Can the price of gold rise to €10,000 per troy ounce by 2020?

It is possible, but not likely

Displayed below is our Gold Price simulation data. Please take into account there is approximately 522 trading days during the displayed period, There is approximately 262 trading days per year because trading does not occur on weekends and Public Holidays. This simulation is from 18th November 2018 to 18th November 2020. It should be noted it is for gold prices, per troy ounce in €.

Note: The document below is an example of simulated gold prices and displays them exactly as you will see them when using our products. If the embedded pdf file does not display correctly you can download it to your device by clicking this link.

Debts are hidden risks, but we will try to ignore them

Obviously there are many views on the price of gold. Some see a bubble in the gold, which should blow out at $ 400 per troy ounce whilst others see a revaluation of the gold price, due to existing debts at the threshold of at least $ 10,000 per troy ounce.

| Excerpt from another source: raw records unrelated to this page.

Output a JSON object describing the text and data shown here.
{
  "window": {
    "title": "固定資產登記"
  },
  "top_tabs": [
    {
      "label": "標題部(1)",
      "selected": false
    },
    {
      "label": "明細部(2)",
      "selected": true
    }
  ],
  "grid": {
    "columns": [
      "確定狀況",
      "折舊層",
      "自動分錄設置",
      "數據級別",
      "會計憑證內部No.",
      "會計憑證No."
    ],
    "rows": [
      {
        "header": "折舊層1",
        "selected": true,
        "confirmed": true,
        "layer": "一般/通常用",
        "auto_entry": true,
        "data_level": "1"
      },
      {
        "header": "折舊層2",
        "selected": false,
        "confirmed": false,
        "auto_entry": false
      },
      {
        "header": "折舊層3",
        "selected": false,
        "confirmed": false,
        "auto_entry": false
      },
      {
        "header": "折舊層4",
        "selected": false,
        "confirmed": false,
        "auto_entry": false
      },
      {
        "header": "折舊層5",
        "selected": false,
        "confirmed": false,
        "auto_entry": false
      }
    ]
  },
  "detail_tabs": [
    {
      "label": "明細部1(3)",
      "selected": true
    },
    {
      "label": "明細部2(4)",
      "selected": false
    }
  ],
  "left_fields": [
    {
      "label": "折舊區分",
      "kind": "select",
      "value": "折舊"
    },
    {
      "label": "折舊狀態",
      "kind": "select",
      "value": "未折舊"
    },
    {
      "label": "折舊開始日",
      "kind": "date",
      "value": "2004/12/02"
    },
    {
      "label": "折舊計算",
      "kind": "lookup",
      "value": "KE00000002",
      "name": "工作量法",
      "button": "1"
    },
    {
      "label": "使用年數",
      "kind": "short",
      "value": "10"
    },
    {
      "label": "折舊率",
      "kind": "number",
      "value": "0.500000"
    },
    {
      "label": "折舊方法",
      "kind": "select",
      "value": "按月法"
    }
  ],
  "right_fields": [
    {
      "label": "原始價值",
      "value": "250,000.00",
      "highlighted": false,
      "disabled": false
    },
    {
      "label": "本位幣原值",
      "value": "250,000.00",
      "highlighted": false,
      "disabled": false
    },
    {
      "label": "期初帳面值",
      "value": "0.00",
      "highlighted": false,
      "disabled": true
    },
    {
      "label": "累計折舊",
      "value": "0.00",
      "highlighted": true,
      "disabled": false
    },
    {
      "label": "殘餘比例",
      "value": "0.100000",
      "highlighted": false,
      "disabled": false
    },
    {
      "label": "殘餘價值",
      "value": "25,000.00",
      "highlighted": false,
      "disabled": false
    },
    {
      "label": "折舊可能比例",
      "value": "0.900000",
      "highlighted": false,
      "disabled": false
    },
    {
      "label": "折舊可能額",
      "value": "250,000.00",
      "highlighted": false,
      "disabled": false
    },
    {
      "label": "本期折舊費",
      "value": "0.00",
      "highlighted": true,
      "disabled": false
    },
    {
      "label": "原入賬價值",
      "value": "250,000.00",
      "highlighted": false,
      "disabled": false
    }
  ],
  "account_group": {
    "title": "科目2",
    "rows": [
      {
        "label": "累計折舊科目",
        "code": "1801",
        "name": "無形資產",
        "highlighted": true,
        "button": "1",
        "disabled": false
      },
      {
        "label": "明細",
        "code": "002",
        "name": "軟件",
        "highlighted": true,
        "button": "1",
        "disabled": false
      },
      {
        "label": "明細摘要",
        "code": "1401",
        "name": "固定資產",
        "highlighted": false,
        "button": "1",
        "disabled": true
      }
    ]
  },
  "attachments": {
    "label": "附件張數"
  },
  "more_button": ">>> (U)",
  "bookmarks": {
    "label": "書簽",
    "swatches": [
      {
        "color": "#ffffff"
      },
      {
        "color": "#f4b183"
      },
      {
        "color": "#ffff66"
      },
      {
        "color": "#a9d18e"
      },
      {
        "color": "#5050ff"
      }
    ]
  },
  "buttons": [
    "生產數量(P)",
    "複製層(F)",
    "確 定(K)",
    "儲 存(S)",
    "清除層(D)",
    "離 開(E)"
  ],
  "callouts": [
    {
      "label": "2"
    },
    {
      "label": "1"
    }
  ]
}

Let’s take a step away from all rationality, let’s ignore the fact that the price can not fall below $ 1100 per ounce due to unprofitable mining in almost all mines at that price and look at possible scenarios purely from a mathematical point of view.

There is a chance that the price of gold around 18-th November 2020 will fall to around EUR 800 per troy ounce. What would it mean when investing €1100 is easy to quantify: 800/1100 = 0.7273. So, after a certain time, we should only have something over 72% of the amount initially invested. So the question is: What is the probability of dropping to the level of €800 per troy ounce and will I be able to accept such a loss?

It is true that something unexpected can happen which would move prices up or down so fast that the resulting price will be beyond the expected range. Keep in mind that the Monte Carlo method works with randomness and price changes in the past. Logically, we can say: If in the past the price has not been affected by an unexpected event – bankruptcy of a certain country, economic downturn, natural disaster – it does not mean it cannot happen in the future. This would mean that the Simulations would vary significantly from actual developments. Such low probability situations may have a catastrophic impact on the investor, but it can also be a fairy tale enrichment. Examples from both sides are the following fictitious events:

  • Mankind will be able to mine gold in space in the near future at low cost – the gold price drops
  • China declares its intention to sell all US bonds and exchange profits for gold – the gold price skyrockets

More “If”

Let’s assume deflation, sale of gold reserves of central banks, or perhaps the collapse of the €, collapse of the US dollar due to exponentially growing debt, collapse in markets due to high interest rates, and so on. You have to judge that there are so many options that it is better not to think about them. Otherwise, you will come to such a complexity that only one tiny error on the input (I think it would appear somewhere) will be a significant factor on the output.

Therefore, let us not take the “what if” option, but look at the prices from the simplest point of view and add a little randomness to the recipe.

What are the probabilities and simulations?

  • Gold should be a conservative investment, where there is also a positive risk (a chance of price increase)
  • Negative risk is not negligible
  • You can set stop-loss

If you compare it with simulations for bitcoin, gold will look like a super-conservative investment. Of course, this does not mean that this assumption will actually be fulfilled.

The intention is not to get an expectation of a maximum possible profit, but an overview of the possible loss or an overview of possible limits when selling (as well as for gains and losses).

More simulations for various assets that are additionally uploaded and updated are available as click-link here.